▸ **WORK INSTRUCTION**: The answer must be every line of the records below that holds the word "text".

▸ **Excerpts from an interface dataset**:
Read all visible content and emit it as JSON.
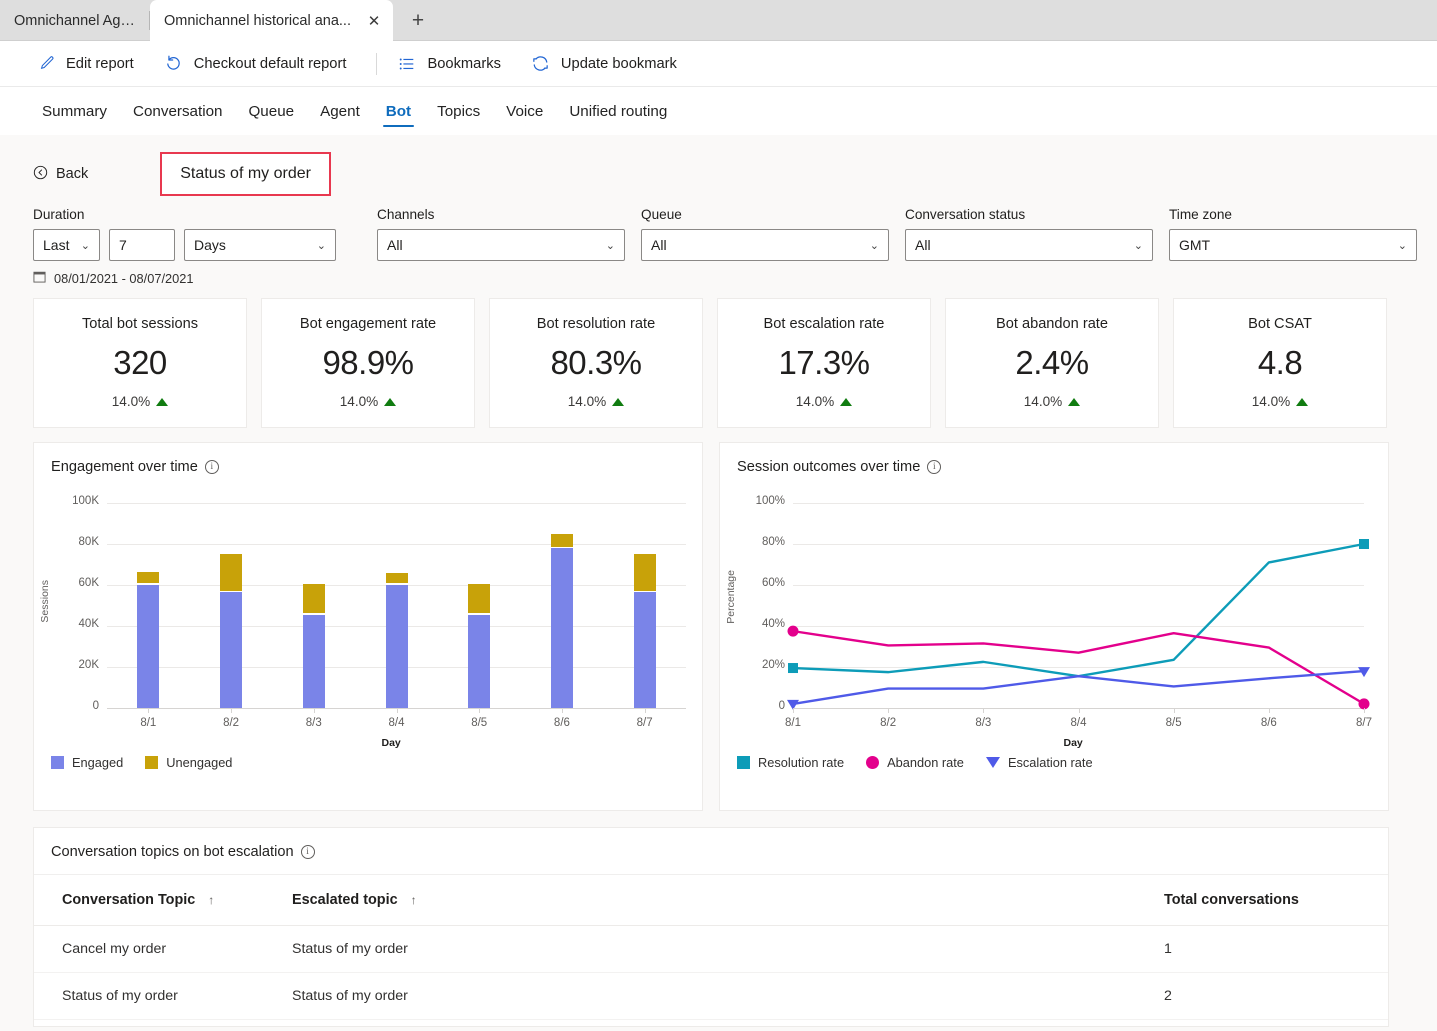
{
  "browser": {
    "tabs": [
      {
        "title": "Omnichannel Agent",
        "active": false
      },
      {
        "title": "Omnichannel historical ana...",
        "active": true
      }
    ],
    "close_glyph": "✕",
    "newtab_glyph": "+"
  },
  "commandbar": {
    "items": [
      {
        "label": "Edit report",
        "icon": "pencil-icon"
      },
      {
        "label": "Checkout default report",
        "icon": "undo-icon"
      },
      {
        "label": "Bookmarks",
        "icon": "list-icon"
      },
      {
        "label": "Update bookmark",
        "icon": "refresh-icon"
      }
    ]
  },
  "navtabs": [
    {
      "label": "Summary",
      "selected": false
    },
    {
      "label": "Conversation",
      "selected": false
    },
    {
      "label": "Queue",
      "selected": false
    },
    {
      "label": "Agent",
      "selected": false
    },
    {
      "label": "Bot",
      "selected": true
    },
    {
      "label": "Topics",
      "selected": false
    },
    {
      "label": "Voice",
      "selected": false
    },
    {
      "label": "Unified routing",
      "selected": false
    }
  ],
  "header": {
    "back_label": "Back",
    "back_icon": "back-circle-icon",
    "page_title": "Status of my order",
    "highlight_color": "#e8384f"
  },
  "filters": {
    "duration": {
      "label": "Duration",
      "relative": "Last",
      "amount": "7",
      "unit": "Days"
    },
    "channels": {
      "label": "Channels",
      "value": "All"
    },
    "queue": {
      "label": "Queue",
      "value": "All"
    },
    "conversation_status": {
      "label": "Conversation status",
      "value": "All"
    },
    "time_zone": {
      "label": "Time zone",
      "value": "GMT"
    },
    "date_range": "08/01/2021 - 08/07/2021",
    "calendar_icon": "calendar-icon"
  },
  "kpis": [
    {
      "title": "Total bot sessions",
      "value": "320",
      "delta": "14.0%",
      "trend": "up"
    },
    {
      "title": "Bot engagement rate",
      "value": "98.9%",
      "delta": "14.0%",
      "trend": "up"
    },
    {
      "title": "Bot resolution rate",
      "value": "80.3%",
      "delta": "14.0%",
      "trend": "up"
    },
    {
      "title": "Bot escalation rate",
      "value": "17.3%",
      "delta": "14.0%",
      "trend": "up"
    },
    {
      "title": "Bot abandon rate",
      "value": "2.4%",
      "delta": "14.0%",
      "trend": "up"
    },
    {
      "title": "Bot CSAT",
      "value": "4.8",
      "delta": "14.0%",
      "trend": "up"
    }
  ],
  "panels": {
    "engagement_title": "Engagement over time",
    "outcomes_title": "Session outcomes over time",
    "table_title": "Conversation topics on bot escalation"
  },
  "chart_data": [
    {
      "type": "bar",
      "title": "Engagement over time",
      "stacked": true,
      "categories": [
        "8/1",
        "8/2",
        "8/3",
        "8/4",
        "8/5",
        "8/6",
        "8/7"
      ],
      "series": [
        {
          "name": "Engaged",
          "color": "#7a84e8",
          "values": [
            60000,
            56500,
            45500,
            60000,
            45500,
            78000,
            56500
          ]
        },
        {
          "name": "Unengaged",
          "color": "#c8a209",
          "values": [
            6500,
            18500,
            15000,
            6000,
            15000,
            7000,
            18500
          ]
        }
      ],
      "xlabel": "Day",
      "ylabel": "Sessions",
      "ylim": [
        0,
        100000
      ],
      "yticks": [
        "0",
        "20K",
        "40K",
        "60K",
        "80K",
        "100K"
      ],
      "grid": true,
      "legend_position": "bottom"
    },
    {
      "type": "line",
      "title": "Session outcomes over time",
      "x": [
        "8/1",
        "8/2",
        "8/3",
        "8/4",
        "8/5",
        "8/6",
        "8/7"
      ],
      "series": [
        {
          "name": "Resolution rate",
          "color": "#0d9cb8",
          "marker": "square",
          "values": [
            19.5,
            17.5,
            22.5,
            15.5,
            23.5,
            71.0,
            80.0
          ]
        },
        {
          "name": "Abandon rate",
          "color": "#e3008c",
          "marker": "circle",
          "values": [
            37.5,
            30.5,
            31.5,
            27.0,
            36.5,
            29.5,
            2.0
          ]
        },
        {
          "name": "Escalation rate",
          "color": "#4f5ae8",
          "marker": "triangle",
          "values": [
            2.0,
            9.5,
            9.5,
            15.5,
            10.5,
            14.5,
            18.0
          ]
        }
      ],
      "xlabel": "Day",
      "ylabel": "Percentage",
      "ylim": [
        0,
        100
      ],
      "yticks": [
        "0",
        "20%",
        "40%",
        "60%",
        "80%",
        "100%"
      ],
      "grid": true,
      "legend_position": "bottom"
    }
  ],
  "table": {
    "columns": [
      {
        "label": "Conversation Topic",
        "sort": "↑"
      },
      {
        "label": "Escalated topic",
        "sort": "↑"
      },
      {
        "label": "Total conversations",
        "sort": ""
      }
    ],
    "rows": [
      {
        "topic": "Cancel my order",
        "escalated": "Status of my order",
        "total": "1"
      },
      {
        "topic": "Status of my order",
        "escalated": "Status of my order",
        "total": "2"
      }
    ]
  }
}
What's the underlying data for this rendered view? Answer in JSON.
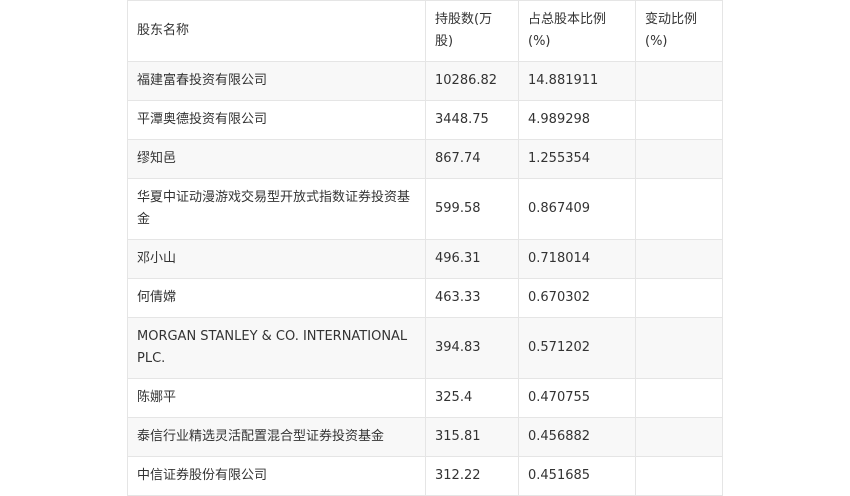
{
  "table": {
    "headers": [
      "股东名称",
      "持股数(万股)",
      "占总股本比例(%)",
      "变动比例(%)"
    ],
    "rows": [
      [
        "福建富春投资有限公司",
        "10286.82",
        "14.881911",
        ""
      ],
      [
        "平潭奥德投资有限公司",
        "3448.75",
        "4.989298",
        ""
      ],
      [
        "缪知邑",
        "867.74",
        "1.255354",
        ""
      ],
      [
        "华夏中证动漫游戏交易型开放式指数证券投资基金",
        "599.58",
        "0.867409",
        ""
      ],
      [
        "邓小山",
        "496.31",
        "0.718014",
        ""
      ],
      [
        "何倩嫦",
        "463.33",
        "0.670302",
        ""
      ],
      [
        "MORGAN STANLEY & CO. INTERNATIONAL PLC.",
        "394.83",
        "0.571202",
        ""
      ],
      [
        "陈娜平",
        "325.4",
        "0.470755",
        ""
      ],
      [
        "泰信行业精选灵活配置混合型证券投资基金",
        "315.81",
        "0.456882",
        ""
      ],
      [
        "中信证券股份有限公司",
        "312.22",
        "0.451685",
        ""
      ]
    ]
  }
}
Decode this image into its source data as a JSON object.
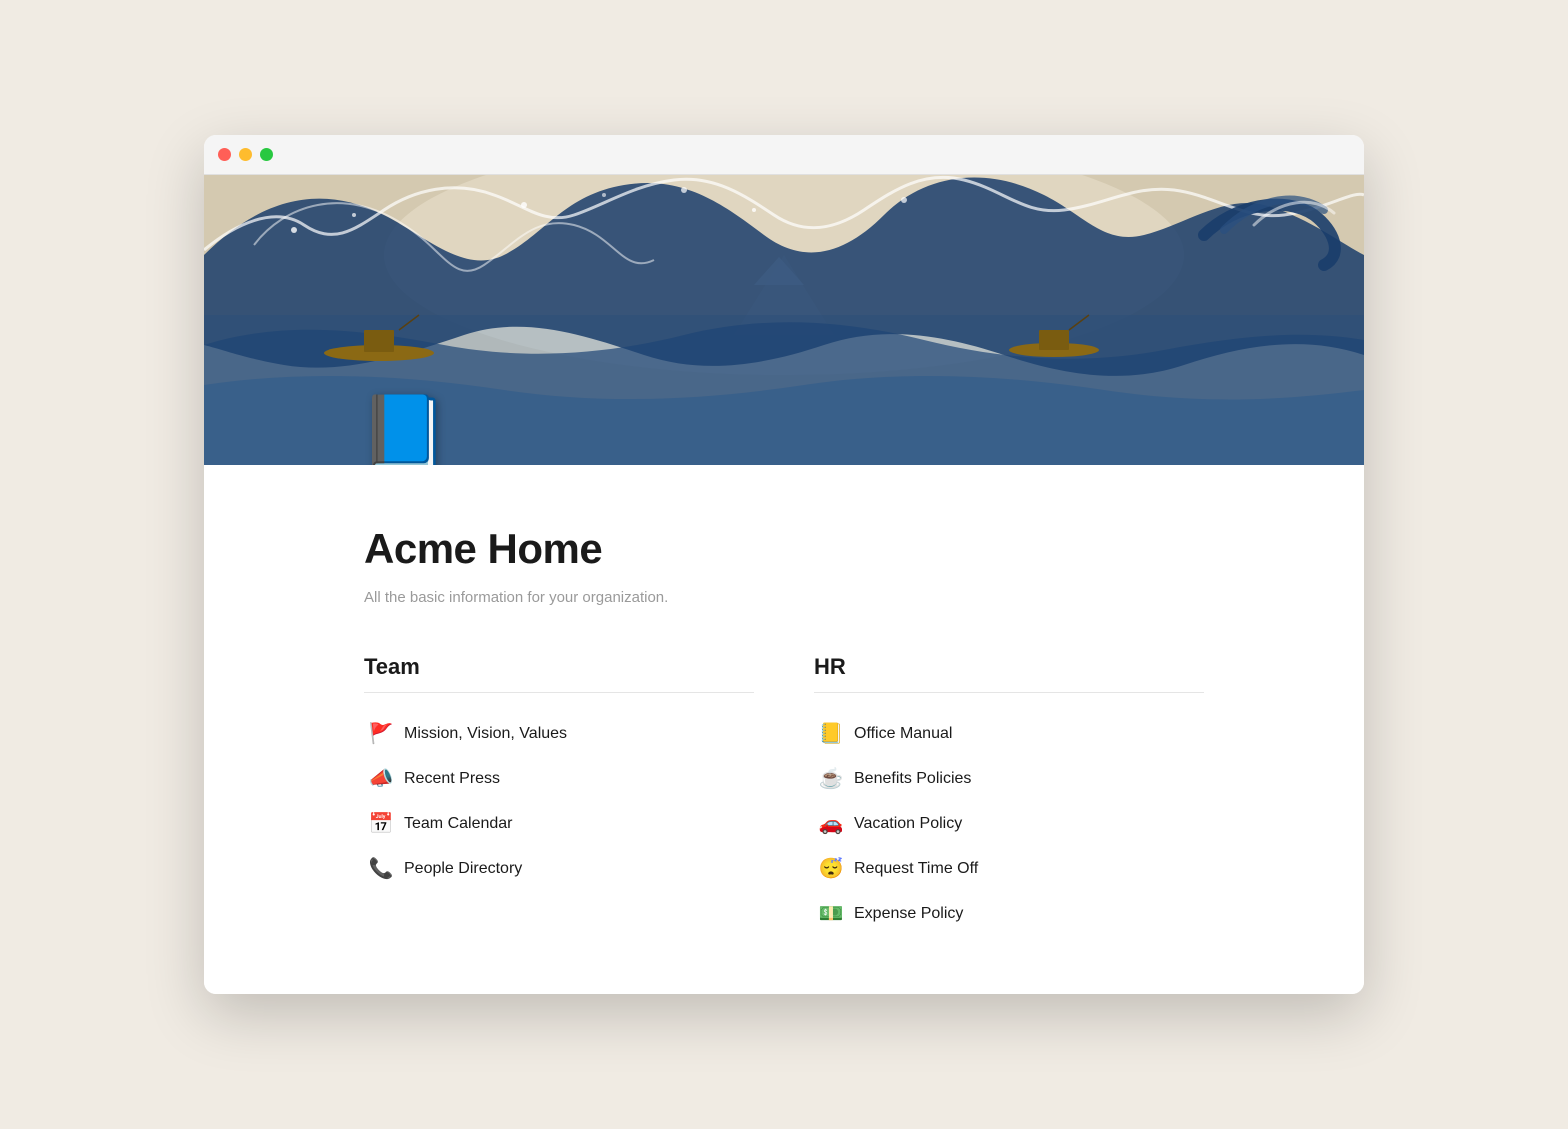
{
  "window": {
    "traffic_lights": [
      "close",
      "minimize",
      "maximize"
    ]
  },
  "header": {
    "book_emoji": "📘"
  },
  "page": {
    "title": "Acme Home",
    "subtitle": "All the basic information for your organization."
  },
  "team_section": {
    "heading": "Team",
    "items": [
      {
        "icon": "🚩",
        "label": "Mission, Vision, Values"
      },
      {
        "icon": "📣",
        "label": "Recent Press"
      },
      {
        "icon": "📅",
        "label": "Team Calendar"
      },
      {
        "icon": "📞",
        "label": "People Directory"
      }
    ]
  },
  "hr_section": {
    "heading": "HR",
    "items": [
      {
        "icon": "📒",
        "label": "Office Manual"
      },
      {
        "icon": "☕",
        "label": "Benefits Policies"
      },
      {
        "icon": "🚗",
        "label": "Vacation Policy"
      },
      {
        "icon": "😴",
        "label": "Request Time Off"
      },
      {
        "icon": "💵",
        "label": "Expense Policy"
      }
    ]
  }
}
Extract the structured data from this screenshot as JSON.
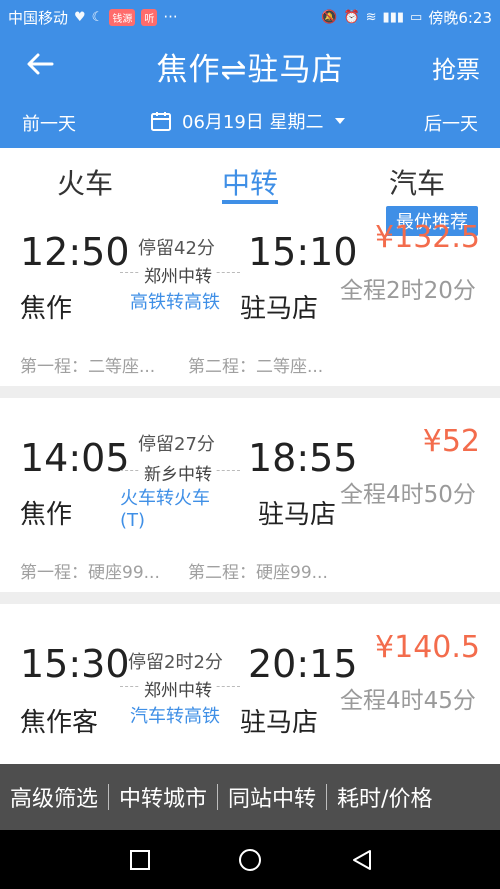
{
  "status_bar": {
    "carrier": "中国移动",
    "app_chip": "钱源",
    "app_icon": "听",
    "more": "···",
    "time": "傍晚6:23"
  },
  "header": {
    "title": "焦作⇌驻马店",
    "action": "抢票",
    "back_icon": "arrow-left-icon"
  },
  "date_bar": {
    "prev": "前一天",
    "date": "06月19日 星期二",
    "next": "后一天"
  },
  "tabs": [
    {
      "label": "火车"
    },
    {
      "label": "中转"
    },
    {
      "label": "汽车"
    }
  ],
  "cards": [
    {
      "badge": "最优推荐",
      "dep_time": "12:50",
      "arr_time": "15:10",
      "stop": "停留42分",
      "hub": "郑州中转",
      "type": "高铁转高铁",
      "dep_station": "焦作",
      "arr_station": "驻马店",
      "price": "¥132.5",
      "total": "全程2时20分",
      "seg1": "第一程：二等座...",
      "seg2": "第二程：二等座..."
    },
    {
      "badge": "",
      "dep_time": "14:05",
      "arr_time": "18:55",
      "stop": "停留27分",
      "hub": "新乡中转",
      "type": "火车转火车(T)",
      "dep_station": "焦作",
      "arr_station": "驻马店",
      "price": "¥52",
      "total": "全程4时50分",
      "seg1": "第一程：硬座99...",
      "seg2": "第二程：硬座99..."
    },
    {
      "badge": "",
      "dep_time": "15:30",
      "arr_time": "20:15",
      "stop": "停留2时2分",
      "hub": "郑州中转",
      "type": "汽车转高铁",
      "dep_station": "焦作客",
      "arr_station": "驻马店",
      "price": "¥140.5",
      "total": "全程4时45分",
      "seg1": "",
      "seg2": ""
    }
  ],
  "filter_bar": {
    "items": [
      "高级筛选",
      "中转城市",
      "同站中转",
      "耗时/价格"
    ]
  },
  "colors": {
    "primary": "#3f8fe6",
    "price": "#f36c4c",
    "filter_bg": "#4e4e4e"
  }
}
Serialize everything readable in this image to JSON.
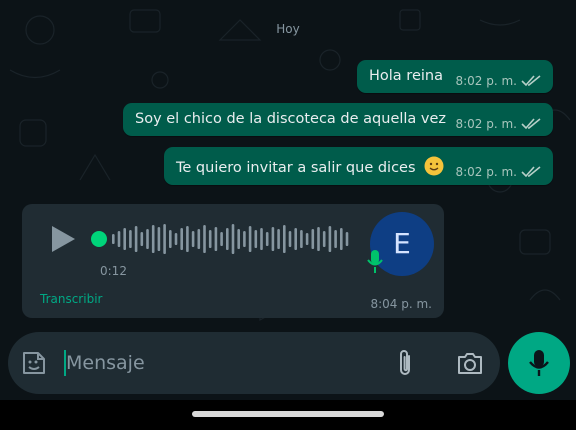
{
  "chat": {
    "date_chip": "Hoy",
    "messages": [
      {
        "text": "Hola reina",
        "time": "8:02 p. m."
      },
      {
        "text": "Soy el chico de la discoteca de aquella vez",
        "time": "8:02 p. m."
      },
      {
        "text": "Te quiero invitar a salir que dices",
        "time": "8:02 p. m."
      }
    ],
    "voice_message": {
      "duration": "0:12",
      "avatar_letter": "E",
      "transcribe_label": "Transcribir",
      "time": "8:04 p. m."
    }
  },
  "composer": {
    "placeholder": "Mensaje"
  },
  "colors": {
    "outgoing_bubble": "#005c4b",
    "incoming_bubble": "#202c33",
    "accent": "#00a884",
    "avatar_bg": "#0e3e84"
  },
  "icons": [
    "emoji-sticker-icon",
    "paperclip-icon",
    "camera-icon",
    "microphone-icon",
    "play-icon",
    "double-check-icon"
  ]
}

▸ **ANSWER TO THIS PROBLEM**:
        "text": "Hola reina",
        "text": "Soy el chico de la discoteca de aquella vez",
        "text": "Te quiero invitar a salir que dices",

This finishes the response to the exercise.